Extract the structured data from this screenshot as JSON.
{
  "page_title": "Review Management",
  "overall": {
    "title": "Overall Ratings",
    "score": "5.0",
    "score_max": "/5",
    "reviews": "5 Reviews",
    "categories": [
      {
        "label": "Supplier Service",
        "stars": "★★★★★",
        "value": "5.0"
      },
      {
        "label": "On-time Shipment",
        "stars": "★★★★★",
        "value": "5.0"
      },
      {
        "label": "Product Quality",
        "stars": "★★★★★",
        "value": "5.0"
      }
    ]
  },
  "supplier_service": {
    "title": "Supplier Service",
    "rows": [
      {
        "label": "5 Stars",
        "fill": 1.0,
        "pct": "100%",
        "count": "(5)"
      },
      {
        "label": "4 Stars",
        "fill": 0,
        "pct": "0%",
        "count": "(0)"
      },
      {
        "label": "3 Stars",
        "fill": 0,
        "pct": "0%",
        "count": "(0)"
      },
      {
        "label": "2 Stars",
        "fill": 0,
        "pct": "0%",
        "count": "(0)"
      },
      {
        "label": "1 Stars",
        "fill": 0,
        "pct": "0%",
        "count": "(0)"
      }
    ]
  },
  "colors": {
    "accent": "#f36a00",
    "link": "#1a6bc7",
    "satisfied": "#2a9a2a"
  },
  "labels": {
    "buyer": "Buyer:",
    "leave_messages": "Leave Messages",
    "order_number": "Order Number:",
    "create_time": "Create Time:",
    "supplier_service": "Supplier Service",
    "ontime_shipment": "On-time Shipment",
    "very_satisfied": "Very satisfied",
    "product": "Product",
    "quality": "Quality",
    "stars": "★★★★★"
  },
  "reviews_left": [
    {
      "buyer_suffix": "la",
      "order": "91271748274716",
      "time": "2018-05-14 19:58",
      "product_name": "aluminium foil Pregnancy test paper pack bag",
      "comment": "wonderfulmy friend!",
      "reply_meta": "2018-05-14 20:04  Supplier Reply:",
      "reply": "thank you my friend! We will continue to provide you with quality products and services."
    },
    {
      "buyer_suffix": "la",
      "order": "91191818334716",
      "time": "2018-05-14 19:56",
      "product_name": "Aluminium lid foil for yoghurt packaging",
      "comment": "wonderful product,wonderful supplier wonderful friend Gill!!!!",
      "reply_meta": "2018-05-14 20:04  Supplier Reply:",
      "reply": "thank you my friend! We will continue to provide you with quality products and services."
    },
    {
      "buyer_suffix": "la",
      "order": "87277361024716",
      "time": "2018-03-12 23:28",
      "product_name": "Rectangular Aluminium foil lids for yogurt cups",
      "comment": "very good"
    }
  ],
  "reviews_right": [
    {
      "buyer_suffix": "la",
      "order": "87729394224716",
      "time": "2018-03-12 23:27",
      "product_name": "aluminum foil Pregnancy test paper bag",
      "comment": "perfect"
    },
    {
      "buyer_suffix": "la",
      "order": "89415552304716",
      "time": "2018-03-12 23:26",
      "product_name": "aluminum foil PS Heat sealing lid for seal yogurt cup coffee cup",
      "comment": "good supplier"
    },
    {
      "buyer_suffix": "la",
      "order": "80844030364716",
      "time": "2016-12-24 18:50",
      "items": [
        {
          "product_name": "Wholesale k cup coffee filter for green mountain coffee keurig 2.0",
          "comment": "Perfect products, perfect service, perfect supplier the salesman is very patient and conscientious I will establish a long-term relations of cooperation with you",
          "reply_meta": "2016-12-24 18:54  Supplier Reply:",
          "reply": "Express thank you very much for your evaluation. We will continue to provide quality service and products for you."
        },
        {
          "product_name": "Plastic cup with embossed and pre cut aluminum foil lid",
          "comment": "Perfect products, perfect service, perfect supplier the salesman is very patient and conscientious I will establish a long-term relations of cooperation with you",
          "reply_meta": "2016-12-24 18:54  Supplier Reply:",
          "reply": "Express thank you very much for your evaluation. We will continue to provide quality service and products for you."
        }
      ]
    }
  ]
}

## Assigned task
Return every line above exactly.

## Solution to this problem
Extract the structured data from this screenshot as JSON.
{
  "page_title": "Review Management",
  "overall": {
    "title": "Overall Ratings",
    "score": "5.0",
    "score_max": "/5",
    "reviews": "5 Reviews",
    "categories": [
      {
        "label": "Supplier Service",
        "stars": "★★★★★",
        "value": "5.0"
      },
      {
        "label": "On-time Shipment",
        "stars": "★★★★★",
        "value": "5.0"
      },
      {
        "label": "Product Quality",
        "stars": "★★★★★",
        "value": "5.0"
      }
    ]
  },
  "supplier_service": {
    "title": "Supplier Service",
    "rows": [
      {
        "label": "5 Stars",
        "fill": 1.0,
        "pct": "100%",
        "count": "(5)"
      },
      {
        "label": "4 Stars",
        "fill": 0,
        "pct": "0%",
        "count": "(0)"
      },
      {
        "label": "3 Stars",
        "fill": 0,
        "pct": "0%",
        "count": "(0)"
      },
      {
        "label": "2 Stars",
        "fill": 0,
        "pct": "0%",
        "count": "(0)"
      },
      {
        "label": "1 Stars",
        "fill": 0,
        "pct": "0%",
        "count": "(0)"
      }
    ]
  },
  "colors": {
    "accent": "#f36a00",
    "link": "#1a6bc7",
    "satisfied": "#2a9a2a"
  },
  "labels": {
    "buyer": "Buyer:",
    "leave_messages": "Leave Messages",
    "order_number": "Order Number:",
    "create_time": "Create Time:",
    "supplier_service": "Supplier Service",
    "ontime_shipment": "On-time Shipment",
    "very_satisfied": "Very satisfied",
    "product": "Product",
    "quality": "Quality",
    "stars": "★★★★★"
  },
  "reviews_left": [
    {
      "buyer_suffix": "la",
      "order": "91271748274716",
      "time": "2018-05-14 19:58",
      "product_name": "aluminium foil Pregnancy test paper pack bag",
      "comment": "wonderfulmy friend!",
      "reply_meta": "2018-05-14 20:04  Supplier Reply:",
      "reply": "thank you my friend! We will continue to provide you with quality products and services."
    },
    {
      "buyer_suffix": "la",
      "order": "91191818334716",
      "time": "2018-05-14 19:56",
      "product_name": "Aluminium lid foil for yoghurt packaging",
      "comment": "wonderful product,wonderful supplier wonderful friend Gill!!!!",
      "reply_meta": "2018-05-14 20:04  Supplier Reply:",
      "reply": "thank you my friend! We will continue to provide you with quality products and services."
    },
    {
      "buyer_suffix": "la",
      "order": "87277361024716",
      "time": "2018-03-12 23:28",
      "product_name": "Rectangular Aluminium foil lids for yogurt cups",
      "comment": "very good"
    }
  ],
  "reviews_right": [
    {
      "buyer_suffix": "la",
      "order": "87729394224716",
      "time": "2018-03-12 23:27",
      "product_name": "aluminum foil Pregnancy test paper bag",
      "comment": "perfect"
    },
    {
      "buyer_suffix": "la",
      "order": "89415552304716",
      "time": "2018-03-12 23:26",
      "product_name": "aluminum foil PS Heat sealing lid for seal yogurt cup coffee cup",
      "comment": "good supplier"
    },
    {
      "buyer_suffix": "la",
      "order": "80844030364716",
      "time": "2016-12-24 18:50",
      "items": [
        {
          "product_name": "Wholesale k cup coffee filter for green mountain coffee keurig 2.0",
          "comment": "Perfect products, perfect service, perfect supplier the salesman is very patient and conscientious I will establish a long-term relations of cooperation with you",
          "reply_meta": "2016-12-24 18:54  Supplier Reply:",
          "reply": "Express thank you very much for your evaluation. We will continue to provide quality service and products for you."
        },
        {
          "product_name": "Plastic cup with embossed and pre cut aluminum foil lid",
          "comment": "Perfect products, perfect service, perfect supplier the salesman is very patient and conscientious I will establish a long-term relations of cooperation with you",
          "reply_meta": "2016-12-24 18:54  Supplier Reply:",
          "reply": "Express thank you very much for your evaluation. We will continue to provide quality service and products for you."
        }
      ]
    }
  ]
}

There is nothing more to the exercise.